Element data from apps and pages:
- - -
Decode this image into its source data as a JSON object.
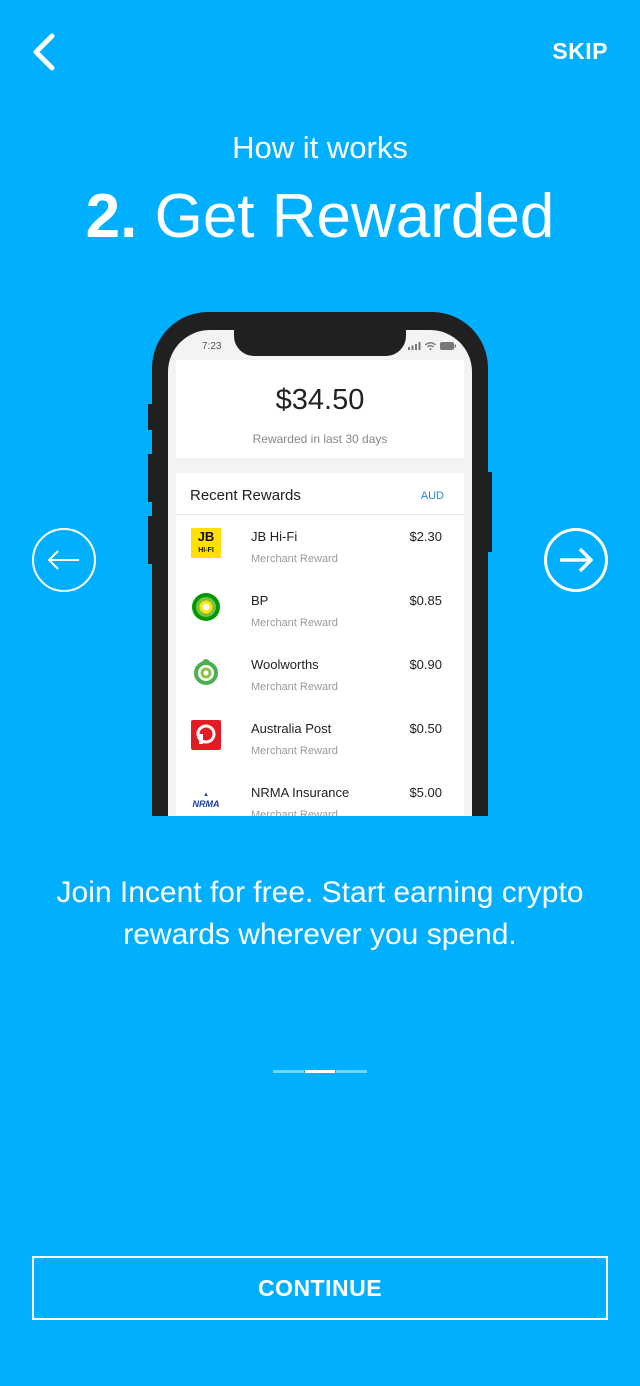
{
  "nav": {
    "skip_label": "SKIP",
    "back_icon": "chevron-left-icon"
  },
  "header": {
    "subtitle": "How it works",
    "step_number": "2.",
    "step_title": "Get Rewarded"
  },
  "phone": {
    "time": "7:23",
    "balance": "$34.50",
    "balance_caption": "Rewarded in last 30 days",
    "rewards_header": "Recent Rewards",
    "currency": "AUD",
    "rewards": [
      {
        "merchant": "JB Hi-Fi",
        "type": "Merchant Reward",
        "amount": "$2.30",
        "logo_text": "JB HI-FI",
        "logo_icon": "jb-hifi-logo"
      },
      {
        "merchant": "BP",
        "type": "Merchant Reward",
        "amount": "$0.85",
        "logo_icon": "bp-logo"
      },
      {
        "merchant": "Woolworths",
        "type": "Merchant Reward",
        "amount": "$0.90",
        "logo_icon": "woolworths-logo"
      },
      {
        "merchant": "Australia Post",
        "type": "Merchant Reward",
        "amount": "$0.50",
        "logo_icon": "australia-post-logo"
      },
      {
        "merchant": "NRMA Insurance",
        "type": "Merchant Reward",
        "amount": "$5.00",
        "logo_text": "NRMA",
        "logo_icon": "nrma-logo"
      }
    ]
  },
  "description": "Join Incent for free. Start earning crypto rewards wherever you spend.",
  "pager": {
    "count": 3,
    "active": 2
  },
  "continue_label": "CONTINUE",
  "colors": {
    "background": "#00b0ff",
    "accent": "#1e88e5",
    "phone_frame": "#202020"
  }
}
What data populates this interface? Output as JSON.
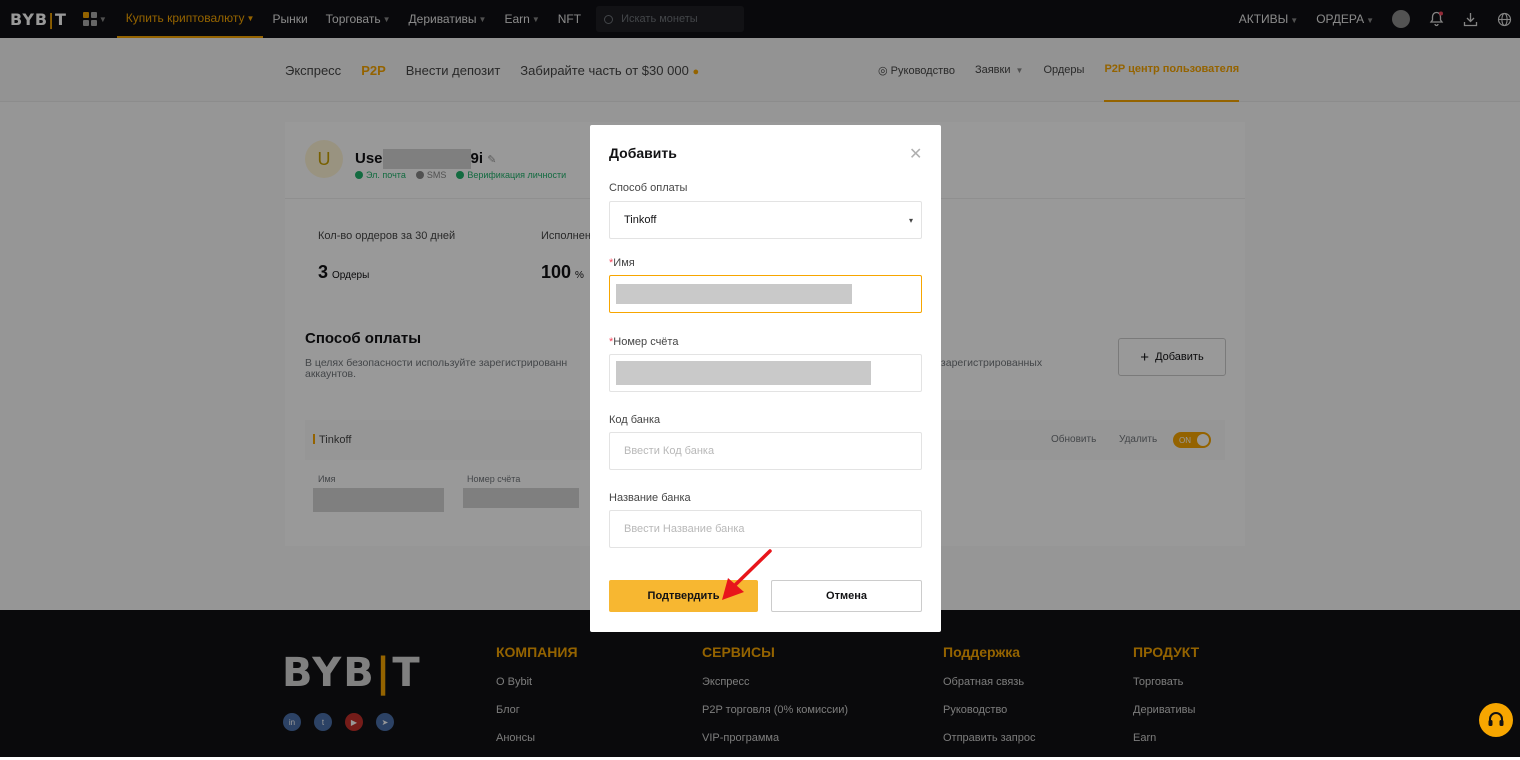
{
  "topbar": {
    "logo": "BYB|T",
    "nav": [
      {
        "label": "Купить криптовалюту",
        "active": true,
        "caret": true
      },
      {
        "label": "Рынки",
        "caret": false
      },
      {
        "label": "Торговать",
        "caret": true
      },
      {
        "label": "Деривативы",
        "caret": true
      },
      {
        "label": "Earn",
        "caret": true
      },
      {
        "label": "NFT",
        "caret": false
      }
    ],
    "search_placeholder": "Искать монеты",
    "assets": "АКТИВЫ",
    "orders": "ОРДЕРА"
  },
  "subnav": {
    "left": [
      "Экспресс",
      "P2P",
      "Внести депозит",
      "Забирайте часть от $30 000"
    ],
    "guide": "Руководство",
    "requests": "Заявки",
    "orders": "Ордеры",
    "center": "P2P центр пользователя"
  },
  "profile": {
    "avatar_letter": "U",
    "name_start": "Use",
    "name_end": "9i",
    "badges": {
      "email": "Эл. почта",
      "sms": "SMS",
      "kyc": "Верификация личности"
    },
    "stat1_label": "Кол-во ордеров за 30 дней",
    "stat1_value": "3",
    "stat1_unit": "Ордеры",
    "stat2_label": "Исполнен",
    "stat2_value": "100",
    "stat2_unit": "%"
  },
  "payment": {
    "title": "Способ оплаты",
    "desc_left": "В целях безопасности используйте зарегистрированн",
    "desc_right": "ых зарегистрированных",
    "desc_line2": "аккаунтов.",
    "add_label": "Добавить",
    "method_name": "Tinkoff",
    "update": "Обновить",
    "delete": "Удалить",
    "toggle": "ON",
    "col_name": "Имя",
    "col_account": "Номер счёта"
  },
  "modal": {
    "title": "Добавить",
    "method_label": "Способ оплаты",
    "method_value": "Tinkoff",
    "name_label": "Имя",
    "account_label": "Номер счёта",
    "bank_code_label": "Код банка",
    "bank_code_placeholder": "Ввести Код банка",
    "bank_name_label": "Название банка",
    "bank_name_placeholder": "Ввести Название банка",
    "confirm": "Подтвердить",
    "cancel": "Отмена"
  },
  "footer": {
    "logo": "BYB|T",
    "cols": [
      {
        "head": "КОМПАНИЯ",
        "items": [
          "О Bybit",
          "Блог",
          "Анонсы"
        ]
      },
      {
        "head": "СЕРВИСЫ",
        "items": [
          "Экспресс",
          "P2P торговля (0% комиссии)",
          "VIP-программа"
        ]
      },
      {
        "head": "Поддержка",
        "items": [
          "Обратная связь",
          "Руководство",
          "Отправить запрос"
        ]
      },
      {
        "head": "ПРОДУКТ",
        "items": [
          "Торговать",
          "Деривативы",
          "Earn"
        ]
      }
    ]
  },
  "colors": {
    "brand": "#f7a600",
    "bg_dark": "#101014",
    "success": "#20b26c",
    "required": "#f6465d"
  }
}
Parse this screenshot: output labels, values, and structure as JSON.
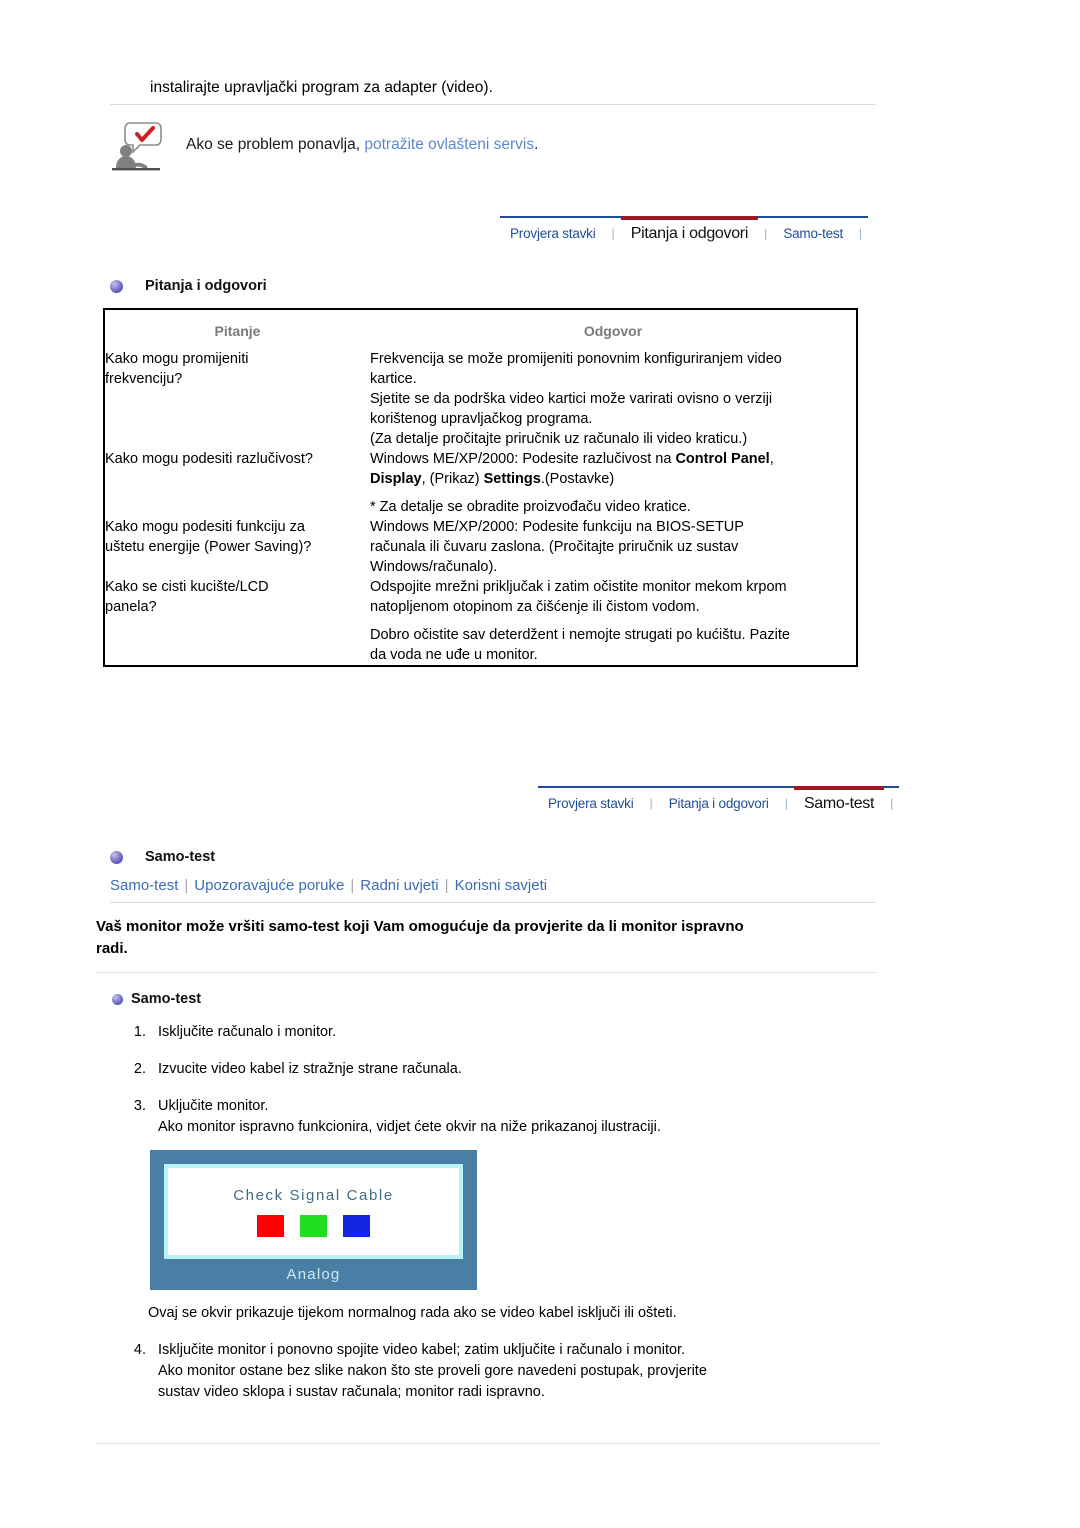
{
  "top": {
    "continuation_text": "instalirajte upravljački program za adapter (video)."
  },
  "note": {
    "icon": "person-speech-bubble-check-icon",
    "text_before_link": "Ako se problem ponavlja, ",
    "link_text": "potražite ovlašteni servis",
    "text_after_link": ".",
    "link_color": "#5b87d0"
  },
  "tabbar_faq": {
    "tabs": [
      {
        "label": "Provjera stavki",
        "active": false
      },
      {
        "label": "Pitanja i odgovori",
        "active": true
      },
      {
        "label": "Samo-test",
        "active": false
      }
    ],
    "separator": "❘",
    "active_border_color": "#9c1721",
    "inactive_color": "#1f4e96"
  },
  "tabbar_selftest": {
    "tabs": [
      {
        "label": "Provjera stavki",
        "active": false
      },
      {
        "label": "Pitanja i odgovori",
        "active": false
      },
      {
        "label": "Samo-test",
        "active": true
      }
    ],
    "separator": "❘",
    "active_border_color": "#9c1721",
    "inactive_color": "#1f4e96"
  },
  "faq": {
    "heading": "Pitanja i odgovori",
    "bullet": "purple-sphere-bullet-icon",
    "columns": {
      "question": "Pitanje",
      "answer": "Odgovor"
    },
    "rows": [
      {
        "question_l1": "Kako mogu promijeniti",
        "question_l2": "frekvenciju?",
        "answer_l1": "Frekvencija se može promijeniti ponovnim konfiguriranjem video",
        "answer_l2": "kartice."
      },
      {
        "question_l1": "",
        "question_l2": "",
        "answer_l1": "Sjetite se da podrška video kartici može varirati ovisno o verziji",
        "answer_l2": "korištenog upravljačkog programa.",
        "answer_l3": "(Za detalje pročitajte priručnik uz računalo ili video kraticu.)"
      },
      {
        "question_l1": "Kako mogu podesiti razlučivost?",
        "answer_pre": "Windows ME/XP/2000: Podesite razlučivost na ",
        "answer_b1": "Control Panel",
        "answer_mid1": ",",
        "answer_b2": "Display",
        "answer_mid2": ", (Prikaz) ",
        "answer_b3": "Settings",
        "answer_post": ".(Postavke)",
        "answer_note": "* Za detalje se obradite proizvođaču video kratice."
      },
      {
        "question_l1": "Kako mogu podesiti funkciju za",
        "question_l2": "uštetu energije (Power Saving)?",
        "answer_l1": "Windows ME/XP/2000: Podesite funkciju na BIOS-SETUP",
        "answer_l2": "računala ili čuvaru zaslona. (Pročitajte priručnik uz sustav",
        "answer_l3": "Windows/računalo)."
      },
      {
        "question_l1": "Kako se cisti kucište/LCD",
        "question_l2": "panela?",
        "answer_l1": "Odspojite mrežni priključak i zatim očistite monitor mekom krpom",
        "answer_l2": "natopljenom otopinom za čišćenje ili čistom vodom.",
        "answer_l3": "Dobro očistite sav deterdžent i nemojte strugati po kućištu. Pazite",
        "answer_l4": "da voda ne uđe u monitor."
      }
    ]
  },
  "selftest": {
    "heading": "Samo-test",
    "bullet": "purple-sphere-bullet-icon",
    "sublinks": [
      "Samo-test",
      "Upozoravajuće poruke",
      "Radni uvjeti",
      "Korisni savjeti"
    ],
    "sublink_separator": "|",
    "intro_l1": "Vaš monitor može vršiti samo-test koji Vam omogućuje da provjerite da li monitor ispravno",
    "intro_l2": "radi.",
    "bullet_heading": "Samo-test",
    "steps": [
      {
        "num": "1.",
        "lines": [
          "Isključite računalo i monitor."
        ]
      },
      {
        "num": "2.",
        "lines": [
          "Izvucite video kabel iz stražnje strane računala."
        ]
      },
      {
        "num": "3.",
        "lines": [
          "Uključite monitor.",
          "Ako monitor ispravno funkcionira, vidjet ćete okvir na niže prikazanoj ilustraciji."
        ]
      }
    ],
    "monitor_graphic": {
      "message": "Check Signal Cable",
      "label": "Analog",
      "swatch_colors": [
        "#ff0000",
        "#22dd22",
        "#1526e0"
      ],
      "bezel_color": "#4a7fa5",
      "inner_glow_color": "#b8f3f7"
    },
    "caption": "Ovaj se okvir prikazuje tijekom normalnog rada ako se video kabel isključi ili ošteti.",
    "steps2": [
      {
        "num": "4.",
        "lines": [
          "Isključite monitor i ponovno spojite video kabel; zatim uključite i računalo i monitor.",
          "Ako monitor ostane bez slike nakon što ste proveli gore navedeni postupak, provjerite",
          "sustav video sklopa i sustav računala; monitor radi ispravno."
        ]
      }
    ]
  }
}
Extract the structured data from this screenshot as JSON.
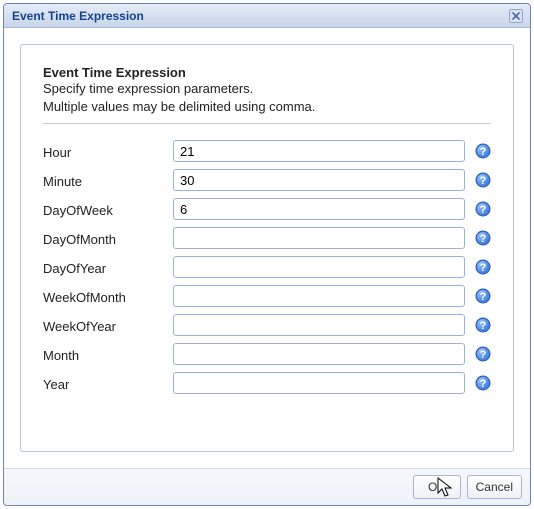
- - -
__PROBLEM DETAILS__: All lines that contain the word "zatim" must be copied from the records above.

__SOLUTION__:
        "answer_l1": "Odspojite mrežni priključak i zatim očistite monitor mekom krpom",
          "Isključite monitor i ponovno spojite video kabel; zatim uključite i računalo i monitor.",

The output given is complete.